You're right, the DIPs are not designed for heatsinks like this, but one of the jobs of the casing of any chip that generates a lot of heat is to dissipate that heat.
Right. But most MOS chips don't get very hot? It escaped me at the time, but I do remember my C128 having some white smudge on top of the chips and the RF shield sporting flaps that rested on top of that. Later I read that this was supposed to conduct heat away from the chips into the shield, which was made of rather thin aluminium... I never felt any heat from the metal cover, so I don't think this worked very well, though.

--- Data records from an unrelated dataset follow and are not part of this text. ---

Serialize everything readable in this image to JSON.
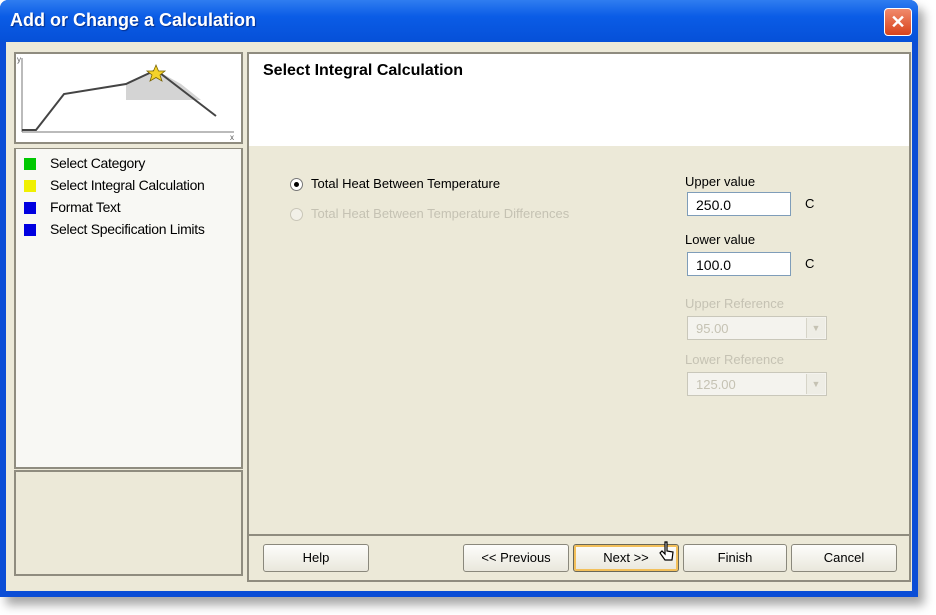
{
  "window": {
    "title": "Add or Change a Calculation",
    "close_glyph": "✕"
  },
  "preview_chart": {
    "axis_y_label": "y",
    "axis_x_label": "x",
    "star_icon": "star-icon"
  },
  "steps": [
    {
      "label": "Select Category",
      "color": "#00c800"
    },
    {
      "label": "Select Integral Calculation",
      "color": "#f0f000"
    },
    {
      "label": "Format Text",
      "color": "#0000e0"
    },
    {
      "label": "Select Specification Limits",
      "color": "#0000e0"
    }
  ],
  "main": {
    "heading": "Select Integral Calculation",
    "options": [
      {
        "label": "Total Heat Between Temperature",
        "checked": true,
        "enabled": true
      },
      {
        "label": "Total Heat Between Temperature Differences",
        "checked": false,
        "enabled": false
      }
    ],
    "upper": {
      "label": "Upper value",
      "value": "250.0",
      "unit": "C"
    },
    "lower": {
      "label": "Lower value",
      "value": "100.0",
      "unit": "C"
    },
    "combo1": {
      "label": "Upper Reference",
      "value": "95.00"
    },
    "combo2": {
      "label": "Lower Reference",
      "value": "125.00"
    }
  },
  "buttons": {
    "help": "Help",
    "previous": "<< Previous",
    "next": "Next >>",
    "finish": "Finish",
    "cancel": "Cancel"
  }
}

Testing some heatsinks might be interesting indeed. And as you say, they would in the best case scenario remove heat from the chip faster, but it will still end up in the surrounding air. So to support the heat sinks you suggest people add a fan to their C64s?

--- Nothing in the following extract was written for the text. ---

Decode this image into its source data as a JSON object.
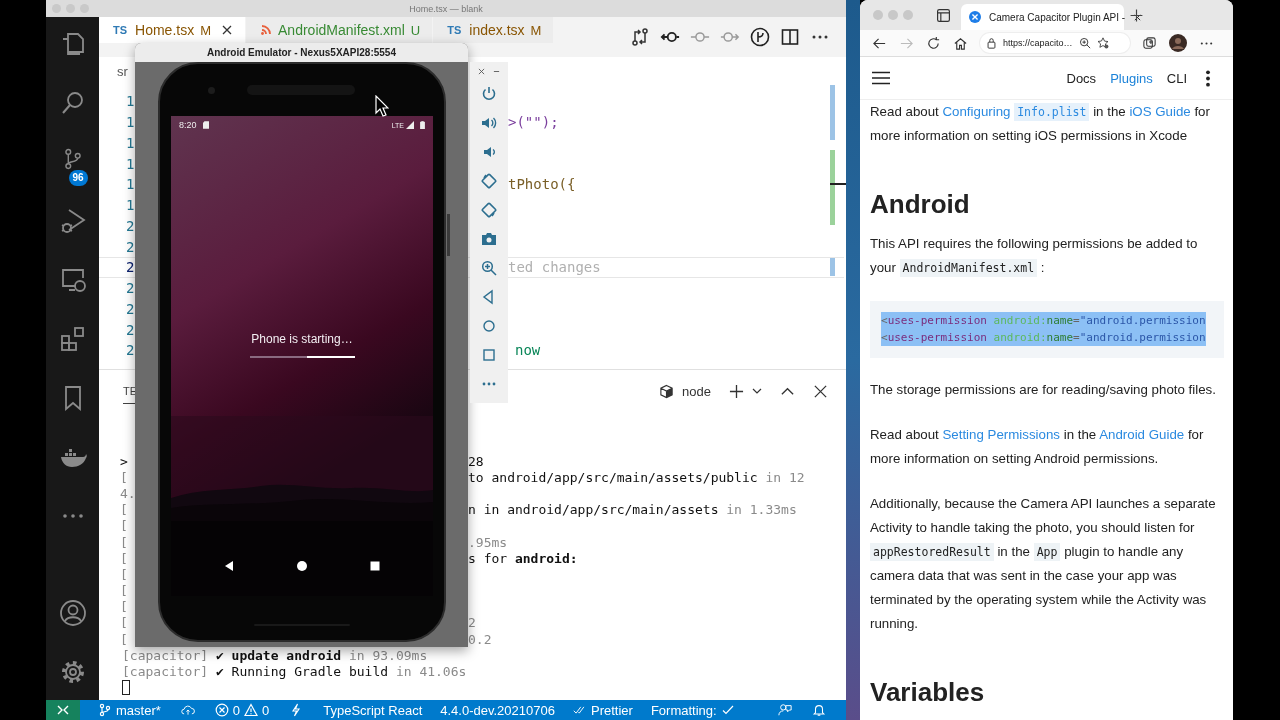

I wonder how much airflow there really is, to begin with, inside the case of a C64.
Most of the heat of my C128 just rises through the top of the case that gets mildly warm.